▶ _Work to be completed_:
Every record below needs to be retyped exactly as it appears.
.....
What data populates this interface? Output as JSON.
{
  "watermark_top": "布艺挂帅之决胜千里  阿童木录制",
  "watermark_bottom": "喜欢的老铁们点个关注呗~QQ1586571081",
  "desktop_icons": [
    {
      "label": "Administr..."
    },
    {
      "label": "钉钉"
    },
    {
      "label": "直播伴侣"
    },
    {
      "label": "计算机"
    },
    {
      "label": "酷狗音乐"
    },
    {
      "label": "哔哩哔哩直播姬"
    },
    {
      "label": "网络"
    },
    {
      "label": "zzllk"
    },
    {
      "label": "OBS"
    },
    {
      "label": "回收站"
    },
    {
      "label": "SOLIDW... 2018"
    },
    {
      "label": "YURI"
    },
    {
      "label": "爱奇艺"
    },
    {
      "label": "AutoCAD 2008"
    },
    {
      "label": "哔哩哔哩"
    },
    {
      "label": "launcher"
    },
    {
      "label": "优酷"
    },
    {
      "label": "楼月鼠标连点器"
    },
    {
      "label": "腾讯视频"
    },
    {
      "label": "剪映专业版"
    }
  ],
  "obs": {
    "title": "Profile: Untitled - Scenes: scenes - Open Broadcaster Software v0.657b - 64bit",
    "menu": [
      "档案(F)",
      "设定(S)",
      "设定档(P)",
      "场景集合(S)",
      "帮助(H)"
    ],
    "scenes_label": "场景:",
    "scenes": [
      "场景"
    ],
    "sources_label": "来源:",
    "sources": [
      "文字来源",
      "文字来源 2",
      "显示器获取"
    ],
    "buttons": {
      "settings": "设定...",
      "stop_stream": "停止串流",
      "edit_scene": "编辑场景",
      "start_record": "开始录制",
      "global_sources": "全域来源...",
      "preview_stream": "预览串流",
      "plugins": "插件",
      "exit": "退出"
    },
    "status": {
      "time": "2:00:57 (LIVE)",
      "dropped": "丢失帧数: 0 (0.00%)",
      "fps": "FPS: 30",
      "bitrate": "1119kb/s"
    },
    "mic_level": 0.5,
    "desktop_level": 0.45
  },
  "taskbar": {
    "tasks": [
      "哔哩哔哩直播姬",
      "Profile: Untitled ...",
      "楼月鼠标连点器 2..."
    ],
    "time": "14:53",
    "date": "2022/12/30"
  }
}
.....
▶ _Result for this exercise_:
What data populates this interface? Output as JSON.
{
  "watermark_top": "布艺挂帅之决胜千里  阿童木录制",
  "watermark_bottom": "喜欢的老铁们点个关注呗~QQ1586571081",
  "desktop_icons": [
    {
      "label": "Administr..."
    },
    {
      "label": "钉钉"
    },
    {
      "label": "直播伴侣"
    },
    {
      "label": "计算机"
    },
    {
      "label": "酷狗音乐"
    },
    {
      "label": "哔哩哔哩直播姬"
    },
    {
      "label": "网络"
    },
    {
      "label": "zzllk"
    },
    {
      "label": "OBS"
    },
    {
      "label": "回收站"
    },
    {
      "label": "SOLIDW... 2018"
    },
    {
      "label": "YURI"
    },
    {
      "label": "爱奇艺"
    },
    {
      "label": "AutoCAD 2008"
    },
    {
      "label": "哔哩哔哩"
    },
    {
      "label": "launcher"
    },
    {
      "label": "优酷"
    },
    {
      "label": "楼月鼠标连点器"
    },
    {
      "label": "腾讯视频"
    },
    {
      "label": "剪映专业版"
    }
  ],
  "obs": {
    "title": "Profile: Untitled - Scenes: scenes - Open Broadcaster Software v0.657b - 64bit",
    "menu": [
      "档案(F)",
      "设定(S)",
      "设定档(P)",
      "场景集合(S)",
      "帮助(H)"
    ],
    "scenes_label": "场景:",
    "scenes": [
      "场景"
    ],
    "sources_label": "来源:",
    "sources": [
      "文字来源",
      "文字来源 2",
      "显示器获取"
    ],
    "buttons": {
      "settings": "设定...",
      "stop_stream": "停止串流",
      "edit_scene": "编辑场景",
      "start_record": "开始录制",
      "global_sources": "全域来源...",
      "preview_stream": "预览串流",
      "plugins": "插件",
      "exit": "退出"
    },
    "status": {
      "time": "2:00:57 (LIVE)",
      "dropped": "丢失帧数: 0 (0.00%)",
      "fps": "FPS: 30",
      "bitrate": "1119kb/s"
    },
    "mic_level": 0.5,
    "desktop_level": 0.45
  },
  "taskbar": {
    "tasks": [
      "哔哩哔哩直播姬",
      "Profile: Untitled ...",
      "楼月鼠标连点器 2..."
    ],
    "time": "14:53",
    "date": "2022/12/30"
  }
}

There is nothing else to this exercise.